“Do you know how easy it would be for the federal government to end our lawsuit [in the PECE case]?” Gaziano asked. “They just need to send the rule to Congress. No one is going to overturn it, because everyone likes it, and Trump could threaten to veto if there is an effort to try an overturn it.”
“Our clients will be happy, we’ll be happy, the federal government doesn’t even need to admit there is anything wrong.”
The Daily Signal asked the Interior Department why the agency simply would not submit the rules for congressional approval; the agency referred the request to the Justice Department.
A Justice Department public affairs official, Wyn Hornbuckle, responded in an email message: “As is our general policy, the department declines to comment on matters that are in active litigation.”
The Daily Signal also asked the Forest Service why it would not submit the rules for congressional review. Dru Fenster, the agency’s acting national press officer, said in a phone message that it doesn’t comment on pending or ongoing litigation.
Congress Reasserts Authority
Last August, Interior Secretary Ryan Zinke announced his intention to press ahead with reforms to the sage grouse rules.
In cooperation with governors, the Bureau of Land Management developed proposed reforms that were published earlier this month. The bureau will take comments on these proposals until Aug. 9, then publish a final environmental impact statement and land use plan amendments by October.

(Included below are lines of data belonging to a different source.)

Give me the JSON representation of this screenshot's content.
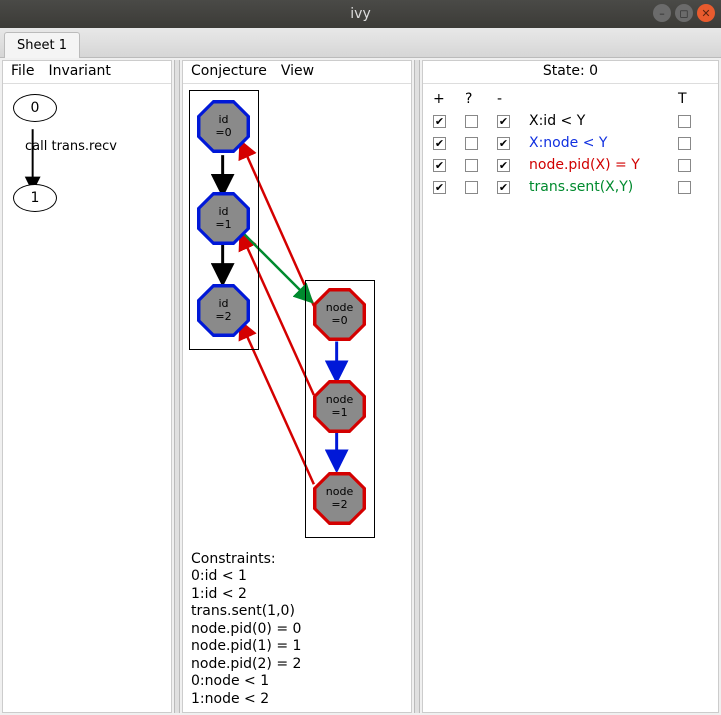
{
  "window": {
    "title": "ivy"
  },
  "tabs": [
    {
      "label": "Sheet 1"
    }
  ],
  "left": {
    "menu": {
      "file": "File",
      "invariant": "Invariant"
    },
    "graph": {
      "nodes": [
        {
          "label": "0"
        },
        {
          "label": "1"
        }
      ],
      "edge_label": "call trans.recv"
    }
  },
  "center": {
    "menu": {
      "conjecture": "Conjecture",
      "view": "View"
    },
    "id_nodes": [
      {
        "label": "id\n=0"
      },
      {
        "label": "id\n=1"
      },
      {
        "label": "id\n=2"
      }
    ],
    "node_nodes": [
      {
        "label": "node\n=0"
      },
      {
        "label": "node\n=1"
      },
      {
        "label": "node\n=2"
      }
    ],
    "constraints_title": "Constraints:",
    "constraints": [
      "0:id < 1",
      "1:id < 2",
      "trans.sent(1,0)",
      "node.pid(0) = 0",
      "node.pid(1) = 1",
      "node.pid(2) = 2",
      "0:node < 1",
      "1:node < 2"
    ]
  },
  "right": {
    "title": "State: 0",
    "columns": {
      "plus": "+",
      "question": "?",
      "minus": "-",
      "t": "T"
    },
    "rows": [
      {
        "plus": true,
        "question": false,
        "minus": true,
        "label": "X:id < Y",
        "t": false,
        "color": "black"
      },
      {
        "plus": true,
        "question": false,
        "minus": true,
        "label": "X:node < Y",
        "t": false,
        "color": "blue"
      },
      {
        "plus": true,
        "question": false,
        "minus": true,
        "label": "node.pid(X) = Y",
        "t": false,
        "color": "red"
      },
      {
        "plus": true,
        "question": false,
        "minus": true,
        "label": "trans.sent(X,Y)",
        "t": false,
        "color": "green"
      }
    ]
  }
}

Larkin, a senior legal research fellow with The Heritage Foundation who has written extensively on the Congressional Review Act, said he is pleased to see members of Congress reasserting their authority over agencies by sinking rules they view as misguided.
“The whole point of the Congressional Review Act is to nullify bad rules before they go into effect,” Larkin said. “As a general matter, I would say it is certainly appropriate for private parties to challenge rules that were not submitted to Congress.”
Larkin identifies four different scenarios where the law is applicable. One involves a set of rules the Trump administration would like to see overturned; another involves rules that are viewed as beneficial but are in need of congressional approval.
Agencies also have the option to withdraw rules on their own, and private parties such as Pacific Legal Foundation may litigate to force agencies to seek congressional review.
Wood said the Kansas case demonstrates that the problem of noncompliance with the Congressional Review Act isn’t limited to enforcement of controversial rules that Congress likely would strike down if given the opportunity.
The failure of agencies to abide by the law “needlessly puts a cloud of uncertainty” over beneficial rules with popular support, the Pacific Legal Foundation lawyer said.
“There is a segment of the environmental movement that does not like the PECE rule,” Wood said. “They favor heavy-handed regulation and litigation, an approach that creates conflict but fails to accomplish real conservation.”
“However, there are a lot of conservation groups that participate in these conservation plans. They too have a stake in ensuring that the rule is submitted to Congress as required by the Congressional Review Act, so that their work can continue.”
Gaziano said he isn’t sure why the Trump administration has not moved to end the lawsuits by simply submitting the rules to Congress.
In the case of the greater sage grouse, he speculated, the administration might be concerned Congress will not overturn the rules.
“But that’s not how the law works,” Gaziano said. “It’s not up to an agency to decide whether Congress will or will not overturn a rule submitted under the Congressional Review Act. Once any rule is submitted, the next step is up to Congress. There could be a debate, pressure, concessions. That’s called democracy. That’s called compromise and accountability.”